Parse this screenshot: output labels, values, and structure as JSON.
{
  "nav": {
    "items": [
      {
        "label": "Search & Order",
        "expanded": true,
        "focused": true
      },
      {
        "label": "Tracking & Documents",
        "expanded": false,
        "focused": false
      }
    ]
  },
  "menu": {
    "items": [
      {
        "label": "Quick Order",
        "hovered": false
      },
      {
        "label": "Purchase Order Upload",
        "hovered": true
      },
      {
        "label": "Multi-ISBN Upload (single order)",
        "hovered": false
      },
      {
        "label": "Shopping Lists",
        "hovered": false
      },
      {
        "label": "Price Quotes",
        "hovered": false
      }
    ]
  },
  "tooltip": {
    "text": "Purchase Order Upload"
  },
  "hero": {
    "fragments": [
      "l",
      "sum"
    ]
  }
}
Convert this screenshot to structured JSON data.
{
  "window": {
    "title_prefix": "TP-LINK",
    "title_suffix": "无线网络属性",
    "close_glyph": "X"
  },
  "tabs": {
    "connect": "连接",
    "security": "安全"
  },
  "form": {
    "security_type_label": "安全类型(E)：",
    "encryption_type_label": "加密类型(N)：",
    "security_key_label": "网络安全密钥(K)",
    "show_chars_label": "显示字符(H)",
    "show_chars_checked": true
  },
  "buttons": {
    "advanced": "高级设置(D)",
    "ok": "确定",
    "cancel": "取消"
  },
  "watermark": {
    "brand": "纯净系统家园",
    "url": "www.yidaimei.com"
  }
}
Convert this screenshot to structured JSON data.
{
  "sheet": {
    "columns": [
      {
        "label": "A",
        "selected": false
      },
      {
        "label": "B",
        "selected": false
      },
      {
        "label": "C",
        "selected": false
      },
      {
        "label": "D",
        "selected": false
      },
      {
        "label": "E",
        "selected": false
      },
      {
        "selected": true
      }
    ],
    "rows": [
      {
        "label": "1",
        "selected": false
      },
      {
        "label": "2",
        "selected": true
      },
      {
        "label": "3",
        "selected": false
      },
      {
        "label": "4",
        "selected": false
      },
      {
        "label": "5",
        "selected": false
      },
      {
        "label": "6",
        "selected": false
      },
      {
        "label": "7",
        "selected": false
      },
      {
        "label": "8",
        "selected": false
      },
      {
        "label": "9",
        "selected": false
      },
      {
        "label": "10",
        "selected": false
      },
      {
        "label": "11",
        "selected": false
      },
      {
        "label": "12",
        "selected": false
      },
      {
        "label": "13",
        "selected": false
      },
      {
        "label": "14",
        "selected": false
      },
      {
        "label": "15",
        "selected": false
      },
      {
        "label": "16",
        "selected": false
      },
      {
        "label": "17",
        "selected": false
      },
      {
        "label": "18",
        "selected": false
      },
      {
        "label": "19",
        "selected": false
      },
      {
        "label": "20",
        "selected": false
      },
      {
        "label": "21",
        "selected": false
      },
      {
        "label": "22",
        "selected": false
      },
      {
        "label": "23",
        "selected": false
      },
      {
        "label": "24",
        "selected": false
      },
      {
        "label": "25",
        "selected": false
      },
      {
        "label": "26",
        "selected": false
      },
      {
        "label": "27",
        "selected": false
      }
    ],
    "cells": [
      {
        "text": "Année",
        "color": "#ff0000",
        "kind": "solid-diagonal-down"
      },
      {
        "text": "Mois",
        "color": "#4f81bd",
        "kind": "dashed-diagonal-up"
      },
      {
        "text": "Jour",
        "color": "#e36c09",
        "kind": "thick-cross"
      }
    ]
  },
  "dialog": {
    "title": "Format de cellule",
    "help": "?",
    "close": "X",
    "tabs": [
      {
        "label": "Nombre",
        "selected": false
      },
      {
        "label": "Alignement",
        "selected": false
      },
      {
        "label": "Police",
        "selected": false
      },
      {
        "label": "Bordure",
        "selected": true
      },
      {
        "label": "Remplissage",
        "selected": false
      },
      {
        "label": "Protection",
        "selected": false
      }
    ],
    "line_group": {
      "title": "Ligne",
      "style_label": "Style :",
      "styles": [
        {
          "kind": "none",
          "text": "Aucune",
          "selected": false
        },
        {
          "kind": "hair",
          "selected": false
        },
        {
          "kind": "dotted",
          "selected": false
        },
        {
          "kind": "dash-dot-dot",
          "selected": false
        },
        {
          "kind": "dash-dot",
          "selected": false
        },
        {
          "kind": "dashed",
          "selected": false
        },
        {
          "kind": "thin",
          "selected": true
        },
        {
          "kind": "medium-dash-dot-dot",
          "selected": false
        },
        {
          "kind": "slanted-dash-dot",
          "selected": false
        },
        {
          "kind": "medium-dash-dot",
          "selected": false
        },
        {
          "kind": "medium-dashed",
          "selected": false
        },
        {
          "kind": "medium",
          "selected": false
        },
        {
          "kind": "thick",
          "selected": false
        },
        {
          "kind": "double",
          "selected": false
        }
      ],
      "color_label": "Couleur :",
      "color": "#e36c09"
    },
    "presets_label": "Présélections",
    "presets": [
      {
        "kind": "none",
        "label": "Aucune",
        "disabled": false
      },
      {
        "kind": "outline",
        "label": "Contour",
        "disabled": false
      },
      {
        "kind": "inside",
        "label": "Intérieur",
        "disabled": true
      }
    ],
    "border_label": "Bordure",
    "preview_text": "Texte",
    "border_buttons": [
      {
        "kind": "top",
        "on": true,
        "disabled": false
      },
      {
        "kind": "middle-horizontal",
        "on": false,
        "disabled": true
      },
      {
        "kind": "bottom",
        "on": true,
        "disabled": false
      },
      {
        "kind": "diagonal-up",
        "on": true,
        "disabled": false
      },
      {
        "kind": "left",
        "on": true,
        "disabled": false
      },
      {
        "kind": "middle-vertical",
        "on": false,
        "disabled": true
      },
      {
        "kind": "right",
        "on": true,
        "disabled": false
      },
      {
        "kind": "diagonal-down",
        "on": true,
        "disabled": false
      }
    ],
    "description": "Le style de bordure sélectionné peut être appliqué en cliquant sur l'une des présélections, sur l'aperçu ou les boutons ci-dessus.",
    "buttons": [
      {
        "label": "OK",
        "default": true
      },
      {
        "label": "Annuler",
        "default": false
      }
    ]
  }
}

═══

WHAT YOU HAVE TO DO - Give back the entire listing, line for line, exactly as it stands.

TASK SOLUTION -
Parse this screenshot: output labels, values, and structure as JSON.
{
  "nav": {
    "items": [
      {
        "label": "Search & Order",
        "expanded": true,
        "focused": true
      },
      {
        "label": "Tracking & Documents",
        "expanded": false,
        "focused": false
      }
    ]
  },
  "menu": {
    "items": [
      {
        "label": "Quick Order",
        "hovered": false
      },
      {
        "label": "Purchase Order Upload",
        "hovered": true
      },
      {
        "label": "Multi-ISBN Upload (single order)",
        "hovered": false
      },
      {
        "label": "Shopping Lists",
        "hovered": false
      },
      {
        "label": "Price Quotes",
        "hovered": false
      }
    ]
  },
  "tooltip": {
    "text": "Purchase Order Upload"
  },
  "hero": {
    "fragments": [
      "l",
      "sum"
    ]
  }
}
Convert this screenshot to structured JSON data.
{
  "window": {
    "title_prefix": "TP-LINK",
    "title_suffix": "无线网络属性",
    "close_glyph": "X"
  },
  "tabs": {
    "connect": "连接",
    "security": "安全"
  },
  "form": {
    "security_type_label": "安全类型(E)：",
    "encryption_type_label": "加密类型(N)：",
    "security_key_label": "网络安全密钥(K)",
    "show_chars_label": "显示字符(H)",
    "show_chars_checked": true
  },
  "buttons": {
    "advanced": "高级设置(D)",
    "ok": "确定",
    "cancel": "取消"
  },
  "watermark": {
    "brand": "纯净系统家园",
    "url": "www.yidaimei.com"
  }
}
Convert this screenshot to structured JSON data.
{
  "sheet": {
    "columns": [
      {
        "label": "A",
        "selected": false
      },
      {
        "label": "B",
        "selected": false
      },
      {
        "label": "C",
        "selected": false
      },
      {
        "label": "D",
        "selected": false
      },
      {
        "label": "E",
        "selected": false
      },
      {
        "selected": true
      }
    ],
    "rows": [
      {
        "label": "1",
        "selected": false
      },
      {
        "label": "2",
        "selected": true
      },
      {
        "label": "3",
        "selected": false
      },
      {
        "label": "4",
        "selected": false
      },
      {
        "label": "5",
        "selected": false
      },
      {
        "label": "6",
        "selected": false
      },
      {
        "label": "7",
        "selected": false
      },
      {
        "label": "8",
        "selected": false
      },
      {
        "label": "9",
        "selected": false
      },
      {
        "label": "10",
        "selected": false
      },
      {
        "label": "11",
        "selected": false
      },
      {
        "label": "12",
        "selected": false
      },
      {
        "label": "13",
        "selected": false
      },
      {
        "label": "14",
        "selected": false
      },
      {
        "label": "15",
        "selected": false
      },
      {
        "label": "16",
        "selected": false
      },
      {
        "label": "17",
        "selected": false
      },
      {
        "label": "18",
        "selected": false
      },
      {
        "label": "19",
        "selected": false
      },
      {
        "label": "20",
        "selected": false
      },
      {
        "label": "21",
        "selected": false
      },
      {
        "label": "22",
        "selected": false
      },
      {
        "label": "23",
        "selected": false
      },
      {
        "label": "24",
        "selected": false
      },
      {
        "label": "25",
        "selected": false
      },
      {
        "label": "26",
        "selected": false
      },
      {
        "label": "27",
        "selected": false
      }
    ],
    "cells": [
      {
        "text": "Année",
        "color": "#ff0000",
        "kind": "solid-diagonal-down"
      },
      {
        "text": "Mois",
        "color": "#4f81bd",
        "kind": "dashed-diagonal-up"
      },
      {
        "text": "Jour",
        "color": "#e36c09",
        "kind": "thick-cross"
      }
    ]
  },
  "dialog": {
    "title": "Format de cellule",
    "help": "?",
    "close": "X",
    "tabs": [
      {
        "label": "Nombre",
        "selected": false
      },
      {
        "label": "Alignement",
        "selected": false
      },
      {
        "label": "Police",
        "selected": false
      },
      {
        "label": "Bordure",
        "selected": true
      },
      {
        "label": "Remplissage",
        "selected": false
      },
      {
        "label": "Protection",
        "selected": false
      }
    ],
    "line_group": {
      "title": "Ligne",
      "style_label": "Style :",
      "styles": [
        {
          "kind": "none",
          "text": "Aucune",
          "selected": false
        },
        {
          "kind": "hair",
          "selected": false
        },
        {
          "kind": "dotted",
          "selected": false
        },
        {
          "kind": "dash-dot-dot",
          "selected": false
        },
        {
          "kind": "dash-dot",
          "selected": false
        },
        {
          "kind": "dashed",
          "selected": false
        },
        {
          "kind": "thin",
          "selected": true
        },
        {
          "kind": "medium-dash-dot-dot",
          "selected": false
        },
        {
          "kind": "slanted-dash-dot",
          "selected": false
        },
        {
          "kind": "medium-dash-dot",
          "selected": false
        },
        {
          "kind": "medium-dashed",
          "selected": false
        },
        {
          "kind": "medium",
          "selected": false
        },
        {
          "kind": "thick",
          "selected": false
        },
        {
          "kind": "double",
          "selected": false
        }
      ],
      "color_label": "Couleur :",
      "color": "#e36c09"
    },
    "presets_label": "Présélections",
    "presets": [
      {
        "kind": "none",
        "label": "Aucune",
        "disabled": false
      },
      {
        "kind": "outline",
        "label": "Contour",
        "disabled": false
      },
      {
        "kind": "inside",
        "label": "Intérieur",
        "disabled": true
      }
    ],
    "border_label": "Bordure",
    "preview_text": "Texte",
    "border_buttons": [
      {
        "kind": "top",
        "on": true,
        "disabled": false
      },
      {
        "kind": "middle-horizontal",
        "on": false,
        "disabled": true
      },
      {
        "kind": "bottom",
        "on": true,
        "disabled": false
      },
      {
        "kind": "diagonal-up",
        "on": true,
        "disabled": false
      },
      {
        "kind": "left",
        "on": true,
        "disabled": false
      },
      {
        "kind": "middle-vertical",
        "on": false,
        "disabled": true
      },
      {
        "kind": "right",
        "on": true,
        "disabled": false
      },
      {
        "kind": "diagonal-down",
        "on": true,
        "disabled": false
      }
    ],
    "description": "Le style de bordure sélectionné peut être appliqué en cliquant sur l'une des présélections, sur l'aperçu ou les boutons ci-dessus.",
    "buttons": [
      {
        "label": "OK",
        "default": true
      },
      {
        "label": "Annuler",
        "default": false
      }
    ]
  }
}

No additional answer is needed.